--- RECORDED INFORMATION Enclosed Below ---
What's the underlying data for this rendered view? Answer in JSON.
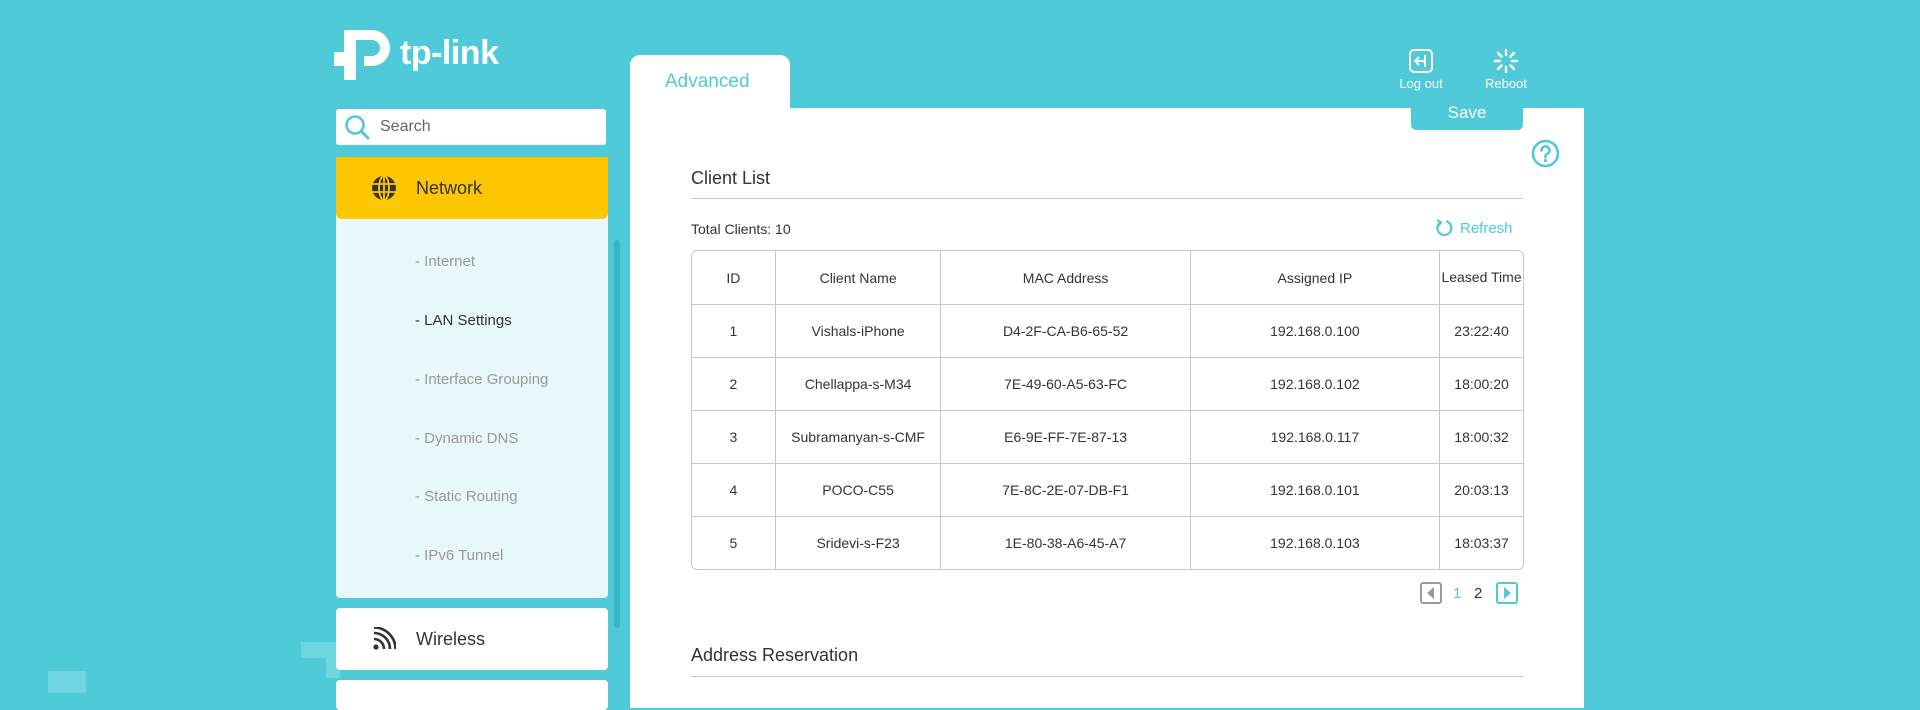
{
  "brand": {
    "logo_text": "tp-link"
  },
  "search": {
    "placeholder": "Search"
  },
  "sidebar": {
    "active_group": {
      "label": "Network"
    },
    "items": [
      {
        "label": "- Internet"
      },
      {
        "label": "- LAN Settings",
        "active": true
      },
      {
        "label": "- Interface Grouping"
      },
      {
        "label": "- Dynamic DNS"
      },
      {
        "label": "- Static Routing"
      },
      {
        "label": "- IPv6 Tunnel"
      }
    ],
    "wireless_label": "Wireless"
  },
  "header": {
    "tab_label": "Advanced",
    "logout_label": "Log out",
    "reboot_label": "Reboot",
    "save_label": "Save"
  },
  "client_list": {
    "title": "Client List",
    "total_label": "Total Clients: 10",
    "refresh_label": "Refresh",
    "columns": [
      "ID",
      "Client Name",
      "MAC Address",
      "Assigned IP",
      "Leased Time"
    ],
    "rows": [
      [
        "1",
        "Vishals-iPhone",
        "D4-2F-CA-B6-65-52",
        "192.168.0.100",
        "23:22:40"
      ],
      [
        "2",
        "Chellappa-s-M34",
        "7E-49-60-A5-63-FC",
        "192.168.0.102",
        "18:00:20"
      ],
      [
        "3",
        "Subramanyan-s-CMF",
        "E6-9E-FF-7E-87-13",
        "192.168.0.117",
        "18:00:32"
      ],
      [
        "4",
        "POCO-C55",
        "7E-8C-2E-07-DB-F1",
        "192.168.0.101",
        "20:03:13"
      ],
      [
        "5",
        "Sridevi-s-F23",
        "1E-80-38-A6-45-A7",
        "192.168.0.103",
        "18:03:37"
      ]
    ],
    "pagination": {
      "pages": [
        "1",
        "2"
      ],
      "current": "1"
    }
  },
  "address_reservation": {
    "title": "Address Reservation"
  },
  "colors": {
    "accent": "#4ecad8",
    "active_nav": "#fdc600"
  }
}
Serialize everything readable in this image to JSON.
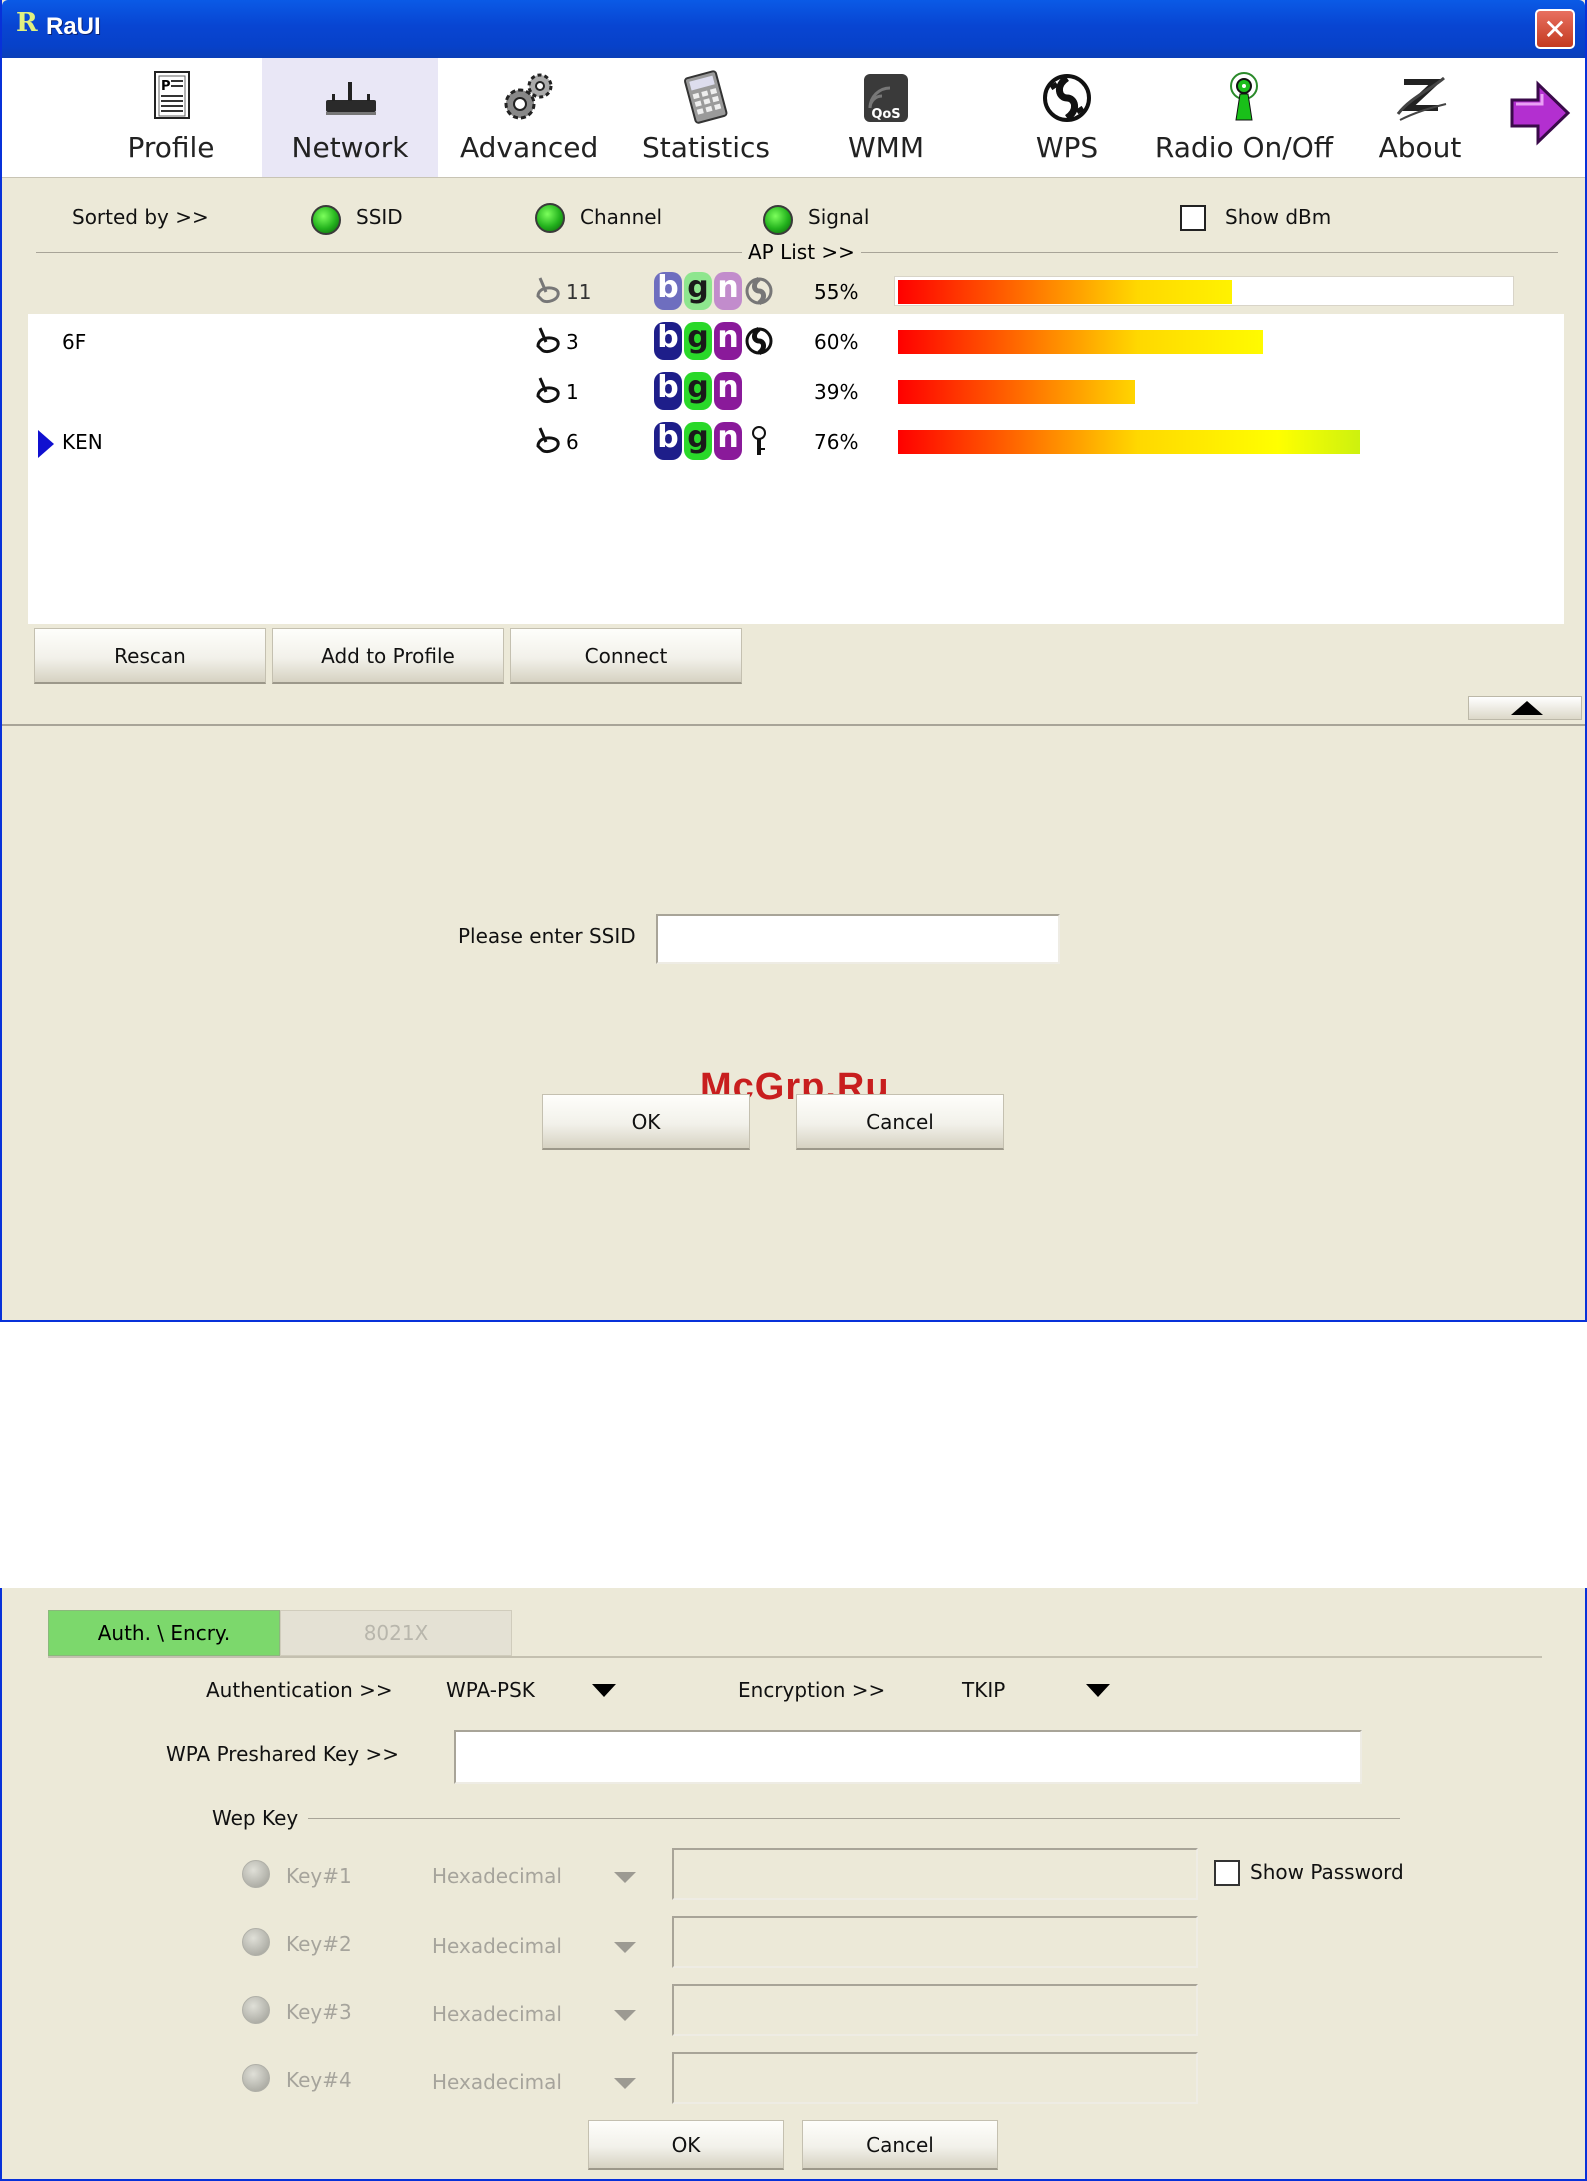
{
  "window": {
    "title": "RaUI",
    "logo": "R"
  },
  "toolbar": {
    "items": [
      {
        "label": "Profile",
        "icon": "profile-icon"
      },
      {
        "label": "Network",
        "icon": "network-icon",
        "active": true
      },
      {
        "label": "Advanced",
        "icon": "advanced-gears-icon"
      },
      {
        "label": "Statistics",
        "icon": "statistics-calculator-icon"
      },
      {
        "label": "WMM",
        "icon": "wmm-qos-icon",
        "badge": "QoS"
      },
      {
        "label": "WPS",
        "icon": "wps-icon"
      },
      {
        "label": "Radio On/Off",
        "icon": "radio-antenna-icon"
      },
      {
        "label": "About",
        "icon": "about-icon"
      }
    ],
    "next_icon": "next-arrow-icon"
  },
  "sort": {
    "label": "Sorted by >>",
    "ssid": "SSID",
    "channel": "Channel",
    "signal": "Signal",
    "show_dbm": "Show dBm"
  },
  "ap_list": {
    "title": "AP List >>",
    "rows": [
      {
        "ssid": "",
        "channel": "11",
        "modes": [
          "b",
          "g",
          "n"
        ],
        "extra_icon": "wps-icon",
        "signal_pct": 55,
        "signal_text": "55%",
        "selected_row": true,
        "connected": false
      },
      {
        "ssid": "6F",
        "channel": "3",
        "modes": [
          "b",
          "g",
          "n"
        ],
        "extra_icon": "wps-icon",
        "signal_pct": 60,
        "signal_text": "60%",
        "selected_row": false,
        "connected": false
      },
      {
        "ssid": "",
        "channel": "1",
        "modes": [
          "b",
          "g",
          "n"
        ],
        "extra_icon": "",
        "signal_pct": 39,
        "signal_text": "39%",
        "selected_row": false,
        "connected": false
      },
      {
        "ssid": "KEN",
        "channel": "6",
        "modes": [
          "b",
          "g",
          "n"
        ],
        "extra_icon": "key-icon",
        "signal_pct": 76,
        "signal_text": "76%",
        "selected_row": false,
        "connected": true
      }
    ]
  },
  "buttons": {
    "rescan": "Rescan",
    "add_to_profile": "Add to Profile",
    "connect": "Connect"
  },
  "ssid_dialog": {
    "label": "Please enter SSID",
    "value": "",
    "ok": "OK",
    "cancel": "Cancel"
  },
  "watermark": "McGrp.Ru",
  "security": {
    "tabs": {
      "auth": "Auth. \\ Encry.",
      "x8021": "8021X"
    },
    "authentication_label": "Authentication >>",
    "authentication_value": "WPA-PSK",
    "encryption_label": "Encryption >>",
    "encryption_value": "TKIP",
    "psk_label": "WPA Preshared Key >>",
    "psk_value": "",
    "wep_label": "Wep Key",
    "wep_keys": [
      {
        "label": "Key#1",
        "format": "Hexadecimal",
        "value": ""
      },
      {
        "label": "Key#2",
        "format": "Hexadecimal",
        "value": ""
      },
      {
        "label": "Key#3",
        "format": "Hexadecimal",
        "value": ""
      },
      {
        "label": "Key#4",
        "format": "Hexadecimal",
        "value": ""
      }
    ],
    "show_password": "Show Password",
    "ok": "OK",
    "cancel": "Cancel"
  }
}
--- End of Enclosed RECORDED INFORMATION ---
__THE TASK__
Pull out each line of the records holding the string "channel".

__ANSWER TO THIS TASK__
    "channel": "Channel",
        "channel": "11",
        "channel": "3",
        "channel": "1",
        "channel": "6",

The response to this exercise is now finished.